◆ Requirement
Would you copy each line of the records that includes the word "CDLA"?

━━━ The data ━━━

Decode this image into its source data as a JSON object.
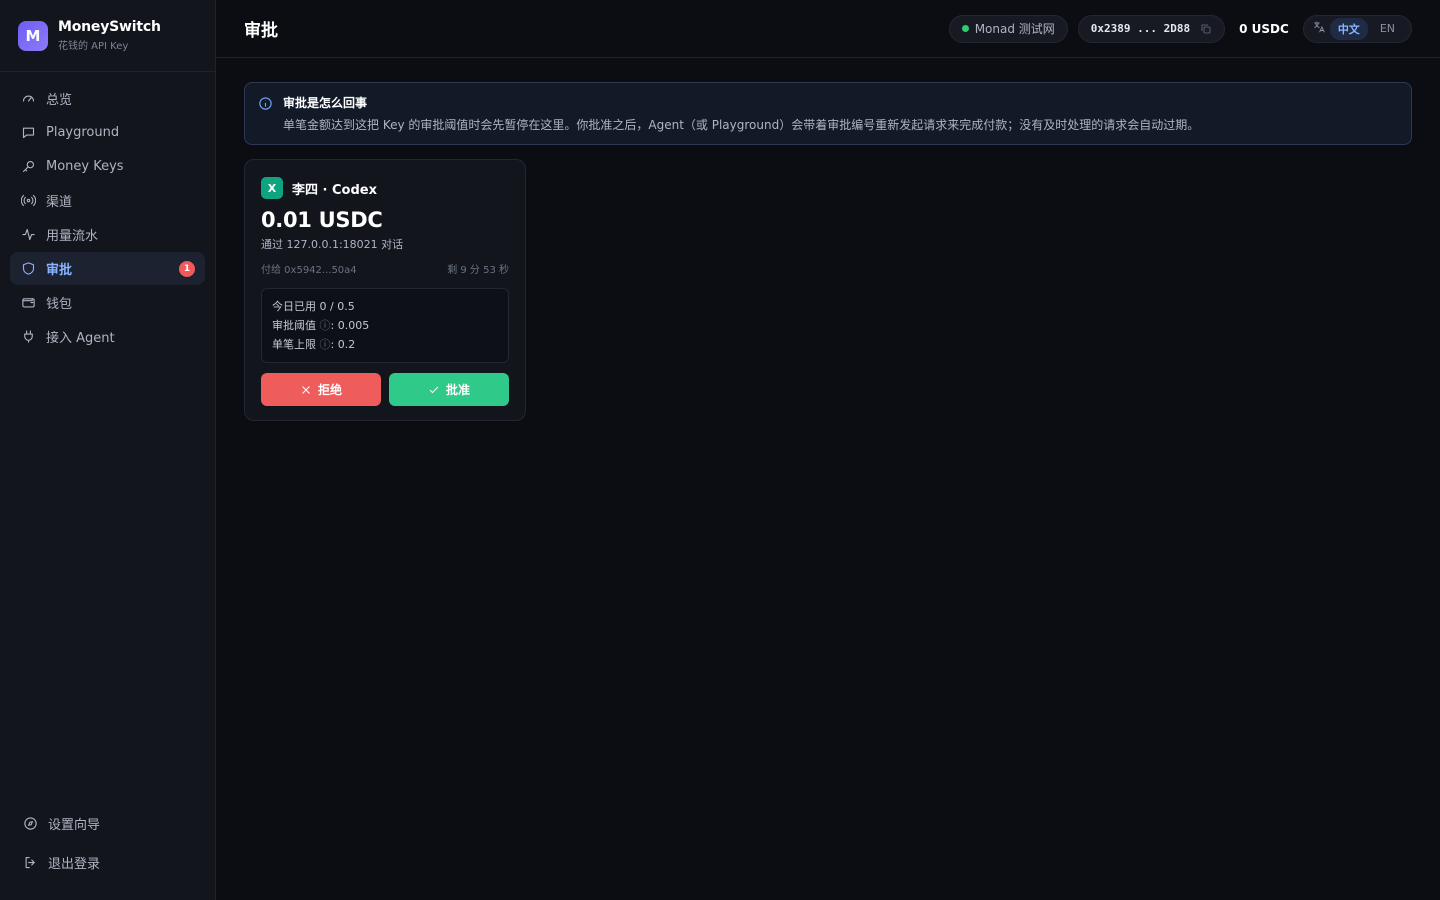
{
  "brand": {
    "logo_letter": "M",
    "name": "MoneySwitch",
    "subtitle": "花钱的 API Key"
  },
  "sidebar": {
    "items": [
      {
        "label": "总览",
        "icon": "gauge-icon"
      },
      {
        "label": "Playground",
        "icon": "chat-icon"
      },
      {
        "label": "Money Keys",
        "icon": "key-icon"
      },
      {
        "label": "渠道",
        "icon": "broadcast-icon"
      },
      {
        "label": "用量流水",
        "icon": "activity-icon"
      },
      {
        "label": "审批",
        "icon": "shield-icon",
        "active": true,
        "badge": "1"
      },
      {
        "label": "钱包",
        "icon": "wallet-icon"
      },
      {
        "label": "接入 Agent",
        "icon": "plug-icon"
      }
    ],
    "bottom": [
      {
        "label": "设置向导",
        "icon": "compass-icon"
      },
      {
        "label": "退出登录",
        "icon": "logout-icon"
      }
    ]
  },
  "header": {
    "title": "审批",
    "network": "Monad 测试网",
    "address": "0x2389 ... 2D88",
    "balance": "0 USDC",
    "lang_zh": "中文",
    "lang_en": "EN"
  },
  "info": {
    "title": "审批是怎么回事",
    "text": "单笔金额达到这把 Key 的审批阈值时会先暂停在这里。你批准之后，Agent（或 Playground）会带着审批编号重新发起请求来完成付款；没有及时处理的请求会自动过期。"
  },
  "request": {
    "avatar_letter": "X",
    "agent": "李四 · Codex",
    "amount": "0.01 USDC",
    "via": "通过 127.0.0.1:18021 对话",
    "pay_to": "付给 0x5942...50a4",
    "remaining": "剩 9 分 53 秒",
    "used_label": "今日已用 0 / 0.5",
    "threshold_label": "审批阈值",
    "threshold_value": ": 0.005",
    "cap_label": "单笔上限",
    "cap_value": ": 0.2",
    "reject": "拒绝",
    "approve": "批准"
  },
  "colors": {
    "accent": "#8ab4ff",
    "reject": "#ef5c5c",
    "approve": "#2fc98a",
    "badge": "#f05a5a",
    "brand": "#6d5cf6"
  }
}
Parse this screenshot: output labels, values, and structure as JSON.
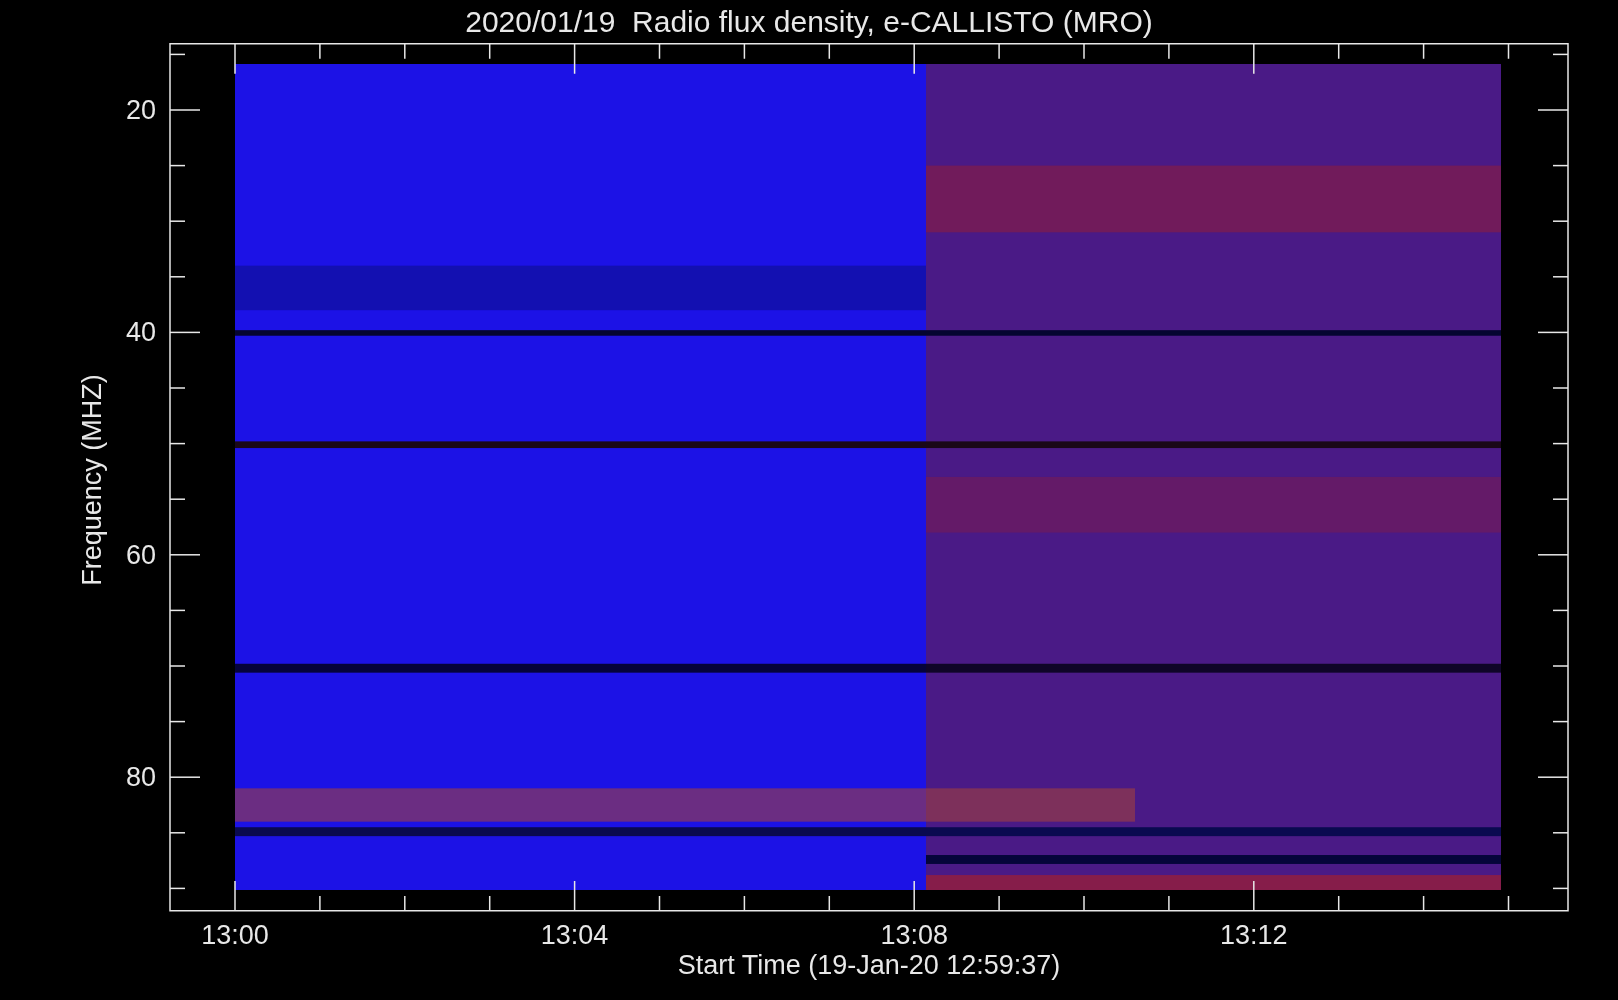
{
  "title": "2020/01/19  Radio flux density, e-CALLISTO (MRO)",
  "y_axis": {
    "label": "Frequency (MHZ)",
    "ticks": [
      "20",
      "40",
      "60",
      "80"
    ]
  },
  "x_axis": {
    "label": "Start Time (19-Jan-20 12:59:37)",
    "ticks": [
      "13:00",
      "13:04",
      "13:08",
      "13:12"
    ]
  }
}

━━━
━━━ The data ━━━

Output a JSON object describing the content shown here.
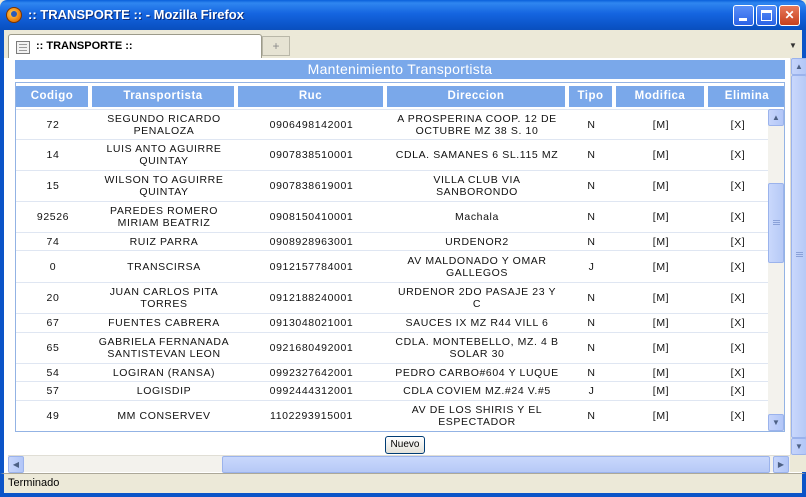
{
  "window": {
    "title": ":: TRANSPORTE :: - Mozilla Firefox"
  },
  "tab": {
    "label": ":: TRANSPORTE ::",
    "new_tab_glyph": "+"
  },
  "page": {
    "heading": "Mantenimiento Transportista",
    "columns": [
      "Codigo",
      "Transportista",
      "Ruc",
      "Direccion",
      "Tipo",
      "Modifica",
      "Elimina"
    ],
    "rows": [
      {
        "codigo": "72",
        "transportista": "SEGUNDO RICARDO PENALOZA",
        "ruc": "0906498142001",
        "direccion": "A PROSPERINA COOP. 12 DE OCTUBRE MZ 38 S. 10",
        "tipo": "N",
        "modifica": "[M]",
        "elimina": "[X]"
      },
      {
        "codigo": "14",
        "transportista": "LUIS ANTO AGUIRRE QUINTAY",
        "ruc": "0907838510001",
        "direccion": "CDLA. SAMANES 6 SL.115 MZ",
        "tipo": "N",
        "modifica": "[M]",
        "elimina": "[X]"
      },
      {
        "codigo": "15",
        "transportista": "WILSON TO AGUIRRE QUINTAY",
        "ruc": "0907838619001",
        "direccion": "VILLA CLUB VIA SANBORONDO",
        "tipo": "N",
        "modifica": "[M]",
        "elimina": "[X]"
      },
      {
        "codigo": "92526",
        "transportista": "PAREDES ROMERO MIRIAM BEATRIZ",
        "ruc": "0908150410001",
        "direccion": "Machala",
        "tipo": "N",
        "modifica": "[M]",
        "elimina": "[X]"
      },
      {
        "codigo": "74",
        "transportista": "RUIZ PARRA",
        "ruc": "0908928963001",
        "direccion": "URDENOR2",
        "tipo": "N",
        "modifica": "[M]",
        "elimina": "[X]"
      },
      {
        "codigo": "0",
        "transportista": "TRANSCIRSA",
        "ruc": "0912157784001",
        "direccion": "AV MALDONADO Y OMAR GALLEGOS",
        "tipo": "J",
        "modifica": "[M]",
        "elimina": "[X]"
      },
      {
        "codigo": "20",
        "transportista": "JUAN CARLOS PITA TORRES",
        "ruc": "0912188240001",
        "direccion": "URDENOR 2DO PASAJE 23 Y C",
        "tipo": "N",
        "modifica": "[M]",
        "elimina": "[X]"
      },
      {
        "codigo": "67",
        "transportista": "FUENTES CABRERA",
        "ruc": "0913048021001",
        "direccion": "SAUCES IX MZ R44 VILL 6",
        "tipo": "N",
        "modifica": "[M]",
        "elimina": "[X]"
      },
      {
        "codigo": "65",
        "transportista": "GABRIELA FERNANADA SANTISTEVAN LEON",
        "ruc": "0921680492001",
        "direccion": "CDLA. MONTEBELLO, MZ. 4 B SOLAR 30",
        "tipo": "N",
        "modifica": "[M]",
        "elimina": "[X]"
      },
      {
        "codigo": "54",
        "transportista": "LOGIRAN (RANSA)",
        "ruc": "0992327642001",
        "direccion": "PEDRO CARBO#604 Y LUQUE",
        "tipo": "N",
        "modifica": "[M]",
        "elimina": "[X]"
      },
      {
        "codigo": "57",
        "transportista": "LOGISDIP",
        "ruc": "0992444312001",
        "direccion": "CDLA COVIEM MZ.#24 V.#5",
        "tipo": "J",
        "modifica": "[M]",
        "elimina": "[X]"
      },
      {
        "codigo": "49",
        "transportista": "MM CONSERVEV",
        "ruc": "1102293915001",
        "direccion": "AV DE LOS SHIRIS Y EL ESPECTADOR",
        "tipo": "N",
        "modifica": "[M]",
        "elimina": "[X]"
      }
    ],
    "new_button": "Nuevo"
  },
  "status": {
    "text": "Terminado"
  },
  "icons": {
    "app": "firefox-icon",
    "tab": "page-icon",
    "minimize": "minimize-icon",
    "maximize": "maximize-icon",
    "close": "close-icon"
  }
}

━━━

◆ Exercise result
        "direccion": "CDLA. SAMANES 6 SL.115 MZ",
        "direccion": "CDLA. MONTEBELLO, MZ. 4 B SOLAR 30",
        "direccion": "CDLA COVIEM MZ.#24 V.#5",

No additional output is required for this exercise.